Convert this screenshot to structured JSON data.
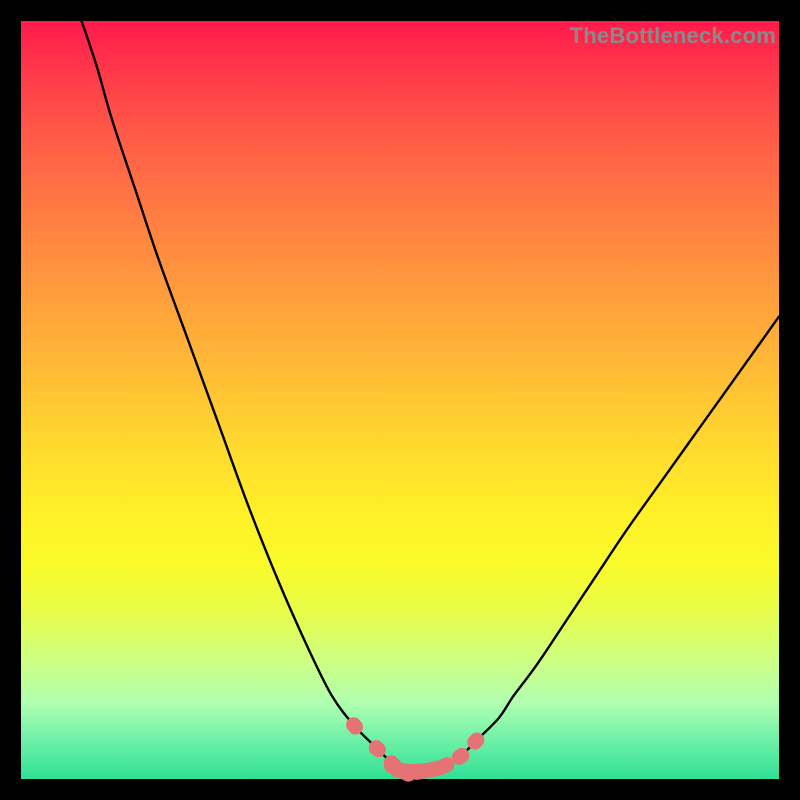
{
  "watermark": "TheBottleneck.com",
  "colors": {
    "frame": "#000000",
    "gradient_top": "#ff1a4b",
    "gradient_bottom": "#2fe095",
    "curve": "#000000",
    "marker": "#e57373"
  },
  "chart_data": {
    "type": "line",
    "title": "",
    "xlabel": "",
    "ylabel": "",
    "xlim": [
      0,
      100
    ],
    "ylim": [
      0,
      100
    ],
    "grid": false,
    "legend": false,
    "series": [
      {
        "name": "bottleneck-curve",
        "x": [
          8,
          10,
          12,
          15,
          18,
          22,
          26,
          30,
          34,
          38,
          41,
          44,
          47,
          49,
          50,
          51,
          52,
          54,
          56,
          58,
          60,
          63,
          65,
          68,
          72,
          76,
          80,
          85,
          90,
          95,
          100
        ],
        "values": [
          100,
          94,
          87,
          78,
          69,
          58,
          47,
          36,
          26,
          17,
          11,
          7,
          4,
          2,
          1.2,
          1,
          1,
          1.2,
          1.8,
          3,
          5,
          8,
          11,
          15,
          21,
          27,
          33,
          40,
          47,
          54,
          61
        ]
      }
    ],
    "markers": [
      {
        "x": 44,
        "y": 7
      },
      {
        "x": 47,
        "y": 4
      },
      {
        "x": 49,
        "y": 2
      },
      {
        "x": 50,
        "y": 1.2
      },
      {
        "x": 51,
        "y": 1
      },
      {
        "x": 52,
        "y": 1
      },
      {
        "x": 54,
        "y": 1.2
      },
      {
        "x": 56,
        "y": 1.8
      },
      {
        "x": 58,
        "y": 3
      },
      {
        "x": 60,
        "y": 5
      }
    ]
  }
}
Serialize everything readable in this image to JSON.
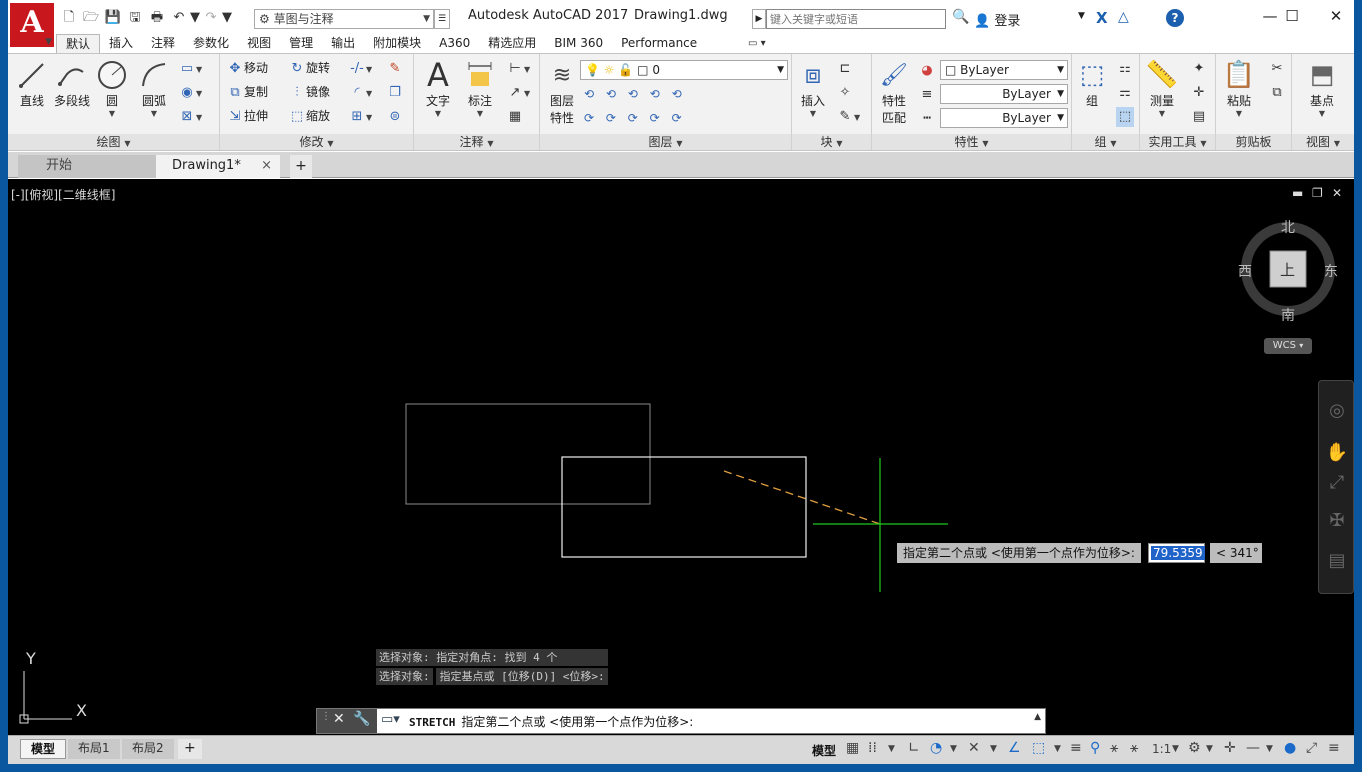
{
  "window": {
    "app_title": "Autodesk AutoCAD 2017",
    "doc_title": "Drawing1.dwg",
    "logo_letter": "A",
    "workspace": "草图与注释",
    "search_placeholder": "键入关键字或短语",
    "login_label": "登录",
    "help_label": "?"
  },
  "ribbon_tabs": [
    "默认",
    "插入",
    "注释",
    "参数化",
    "视图",
    "管理",
    "输出",
    "附加模块",
    "A360",
    "精选应用",
    "BIM 360",
    "Performance"
  ],
  "ribbon": {
    "draw": {
      "title": "绘图",
      "line": "直线",
      "polyline": "多段线",
      "circle": "圆",
      "arc": "圆弧"
    },
    "modify": {
      "title": "修改",
      "move": "移动",
      "rotate": "旋转",
      "copy": "复制",
      "mirror": "镜像",
      "stretch": "拉伸",
      "scale": "缩放"
    },
    "annotation": {
      "title": "注释",
      "text": "文字",
      "dimension": "标注"
    },
    "layers": {
      "title": "图层",
      "layer_properties_1": "图层",
      "layer_properties_2": "特性",
      "current_layer": "0"
    },
    "block": {
      "title": "块",
      "insert": "插入"
    },
    "properties": {
      "title": "特性",
      "match_1": "特性",
      "match_2": "匹配",
      "color": "ByLayer",
      "linetype": "ByLayer",
      "lineweight": "ByLayer"
    },
    "groups": {
      "title": "组",
      "group": "组"
    },
    "utilities": {
      "title": "实用工具",
      "measure": "测量"
    },
    "clipboard": {
      "title": "剪贴板",
      "paste": "粘贴"
    },
    "view": {
      "title": "视图",
      "base": "基点"
    }
  },
  "doc_tabs": {
    "start": "开始",
    "drawing": "Drawing1*",
    "close": "×",
    "add": "+"
  },
  "viewport": {
    "label": "[-][俯视][二维线框]",
    "compass": {
      "north": "北",
      "south": "南",
      "east": "东",
      "west": "西",
      "top": "上"
    },
    "wcs": "WCS",
    "ucs_x": "X",
    "ucs_y": "Y"
  },
  "dynamic_input": {
    "prompt": "指定第二个点或 <使用第一个点作为位移>:",
    "distance": "79.5359",
    "angle": "< 341°"
  },
  "command_history": [
    "选择对象: 指定对角点: 找到 4 个",
    "选择对象:",
    "指定基点或 [位移(D)] <位移>:"
  ],
  "command_line": {
    "command": "STRETCH",
    "prompt": "指定第二个点或 <使用第一个点作为位移>:"
  },
  "layout_tabs": [
    "模型",
    "布局1",
    "布局2"
  ],
  "status": {
    "model_label": "模型",
    "scale": "1:1"
  }
}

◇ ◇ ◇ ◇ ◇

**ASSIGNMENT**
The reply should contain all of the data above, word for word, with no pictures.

**EXERCISE SOLUTION**
Convert this screenshot to structured JSON data.
{
  "watermark": "TheBottleneck.com",
  "colors": {
    "frame": "#000000",
    "gradient_top": "#ff1a4b",
    "gradient_bottom": "#2fe095",
    "curve": "#000000",
    "marker": "#e57373"
  },
  "chart_data": {
    "type": "line",
    "title": "",
    "xlabel": "",
    "ylabel": "",
    "xlim": [
      0,
      100
    ],
    "ylim": [
      0,
      100
    ],
    "grid": false,
    "legend": false,
    "series": [
      {
        "name": "bottleneck-curve",
        "x": [
          8,
          10,
          12,
          15,
          18,
          22,
          26,
          30,
          34,
          38,
          41,
          44,
          47,
          49,
          50,
          51,
          52,
          54,
          56,
          58,
          60,
          63,
          65,
          68,
          72,
          76,
          80,
          85,
          90,
          95,
          100
        ],
        "values": [
          100,
          94,
          87,
          78,
          69,
          58,
          47,
          36,
          26,
          17,
          11,
          7,
          4,
          2,
          1.2,
          1,
          1,
          1.2,
          1.8,
          3,
          5,
          8,
          11,
          15,
          21,
          27,
          33,
          40,
          47,
          54,
          61
        ]
      }
    ],
    "markers": [
      {
        "x": 44,
        "y": 7
      },
      {
        "x": 47,
        "y": 4
      },
      {
        "x": 49,
        "y": 2
      },
      {
        "x": 50,
        "y": 1.2
      },
      {
        "x": 51,
        "y": 1
      },
      {
        "x": 52,
        "y": 1
      },
      {
        "x": 54,
        "y": 1.2
      },
      {
        "x": 56,
        "y": 1.8
      },
      {
        "x": 58,
        "y": 3
      },
      {
        "x": 60,
        "y": 5
      }
    ]
  }
}
Serialize everything readable in this image to JSON.
{
  "window": {
    "app_title": "Autodesk AutoCAD 2017",
    "doc_title": "Drawing1.dwg",
    "logo_letter": "A",
    "workspace": "草图与注释",
    "search_placeholder": "键入关键字或短语",
    "login_label": "登录",
    "help_label": "?"
  },
  "ribbon_tabs": [
    "默认",
    "插入",
    "注释",
    "参数化",
    "视图",
    "管理",
    "输出",
    "附加模块",
    "A360",
    "精选应用",
    "BIM 360",
    "Performance"
  ],
  "ribbon": {
    "draw": {
      "title": "绘图",
      "line": "直线",
      "polyline": "多段线",
      "circle": "圆",
      "arc": "圆弧"
    },
    "modify": {
      "title": "修改",
      "move": "移动",
      "rotate": "旋转",
      "copy": "复制",
      "mirror": "镜像",
      "stretch": "拉伸",
      "scale": "缩放"
    },
    "annotation": {
      "title": "注释",
      "text": "文字",
      "dimension": "标注"
    },
    "layers": {
      "title": "图层",
      "layer_properties_1": "图层",
      "layer_properties_2": "特性",
      "current_layer": "0"
    },
    "block": {
      "title": "块",
      "insert": "插入"
    },
    "properties": {
      "title": "特性",
      "match_1": "特性",
      "match_2": "匹配",
      "color": "ByLayer",
      "linetype": "ByLayer",
      "lineweight": "ByLayer"
    },
    "groups": {
      "title": "组",
      "group": "组"
    },
    "utilities": {
      "title": "实用工具",
      "measure": "测量"
    },
    "clipboard": {
      "title": "剪贴板",
      "paste": "粘贴"
    },
    "view": {
      "title": "视图",
      "base": "基点"
    }
  },
  "doc_tabs": {
    "start": "开始",
    "drawing": "Drawing1*",
    "close": "×",
    "add": "+"
  },
  "viewport": {
    "label": "[-][俯视][二维线框]",
    "compass": {
      "north": "北",
      "south": "南",
      "east": "东",
      "west": "西",
      "top": "上"
    },
    "wcs": "WCS",
    "ucs_x": "X",
    "ucs_y": "Y"
  },
  "dynamic_input": {
    "prompt": "指定第二个点或 <使用第一个点作为位移>:",
    "distance": "79.5359",
    "angle": "< 341°"
  },
  "command_history": [
    "选择对象: 指定对角点: 找到 4 个",
    "选择对象:",
    "指定基点或 [位移(D)] <位移>:"
  ],
  "command_line": {
    "command": "STRETCH",
    "prompt": "指定第二个点或 <使用第一个点作为位移>:"
  },
  "layout_tabs": [
    "模型",
    "布局1",
    "布局2"
  ],
  "status": {
    "model_label": "模型",
    "scale": "1:1"
  }
}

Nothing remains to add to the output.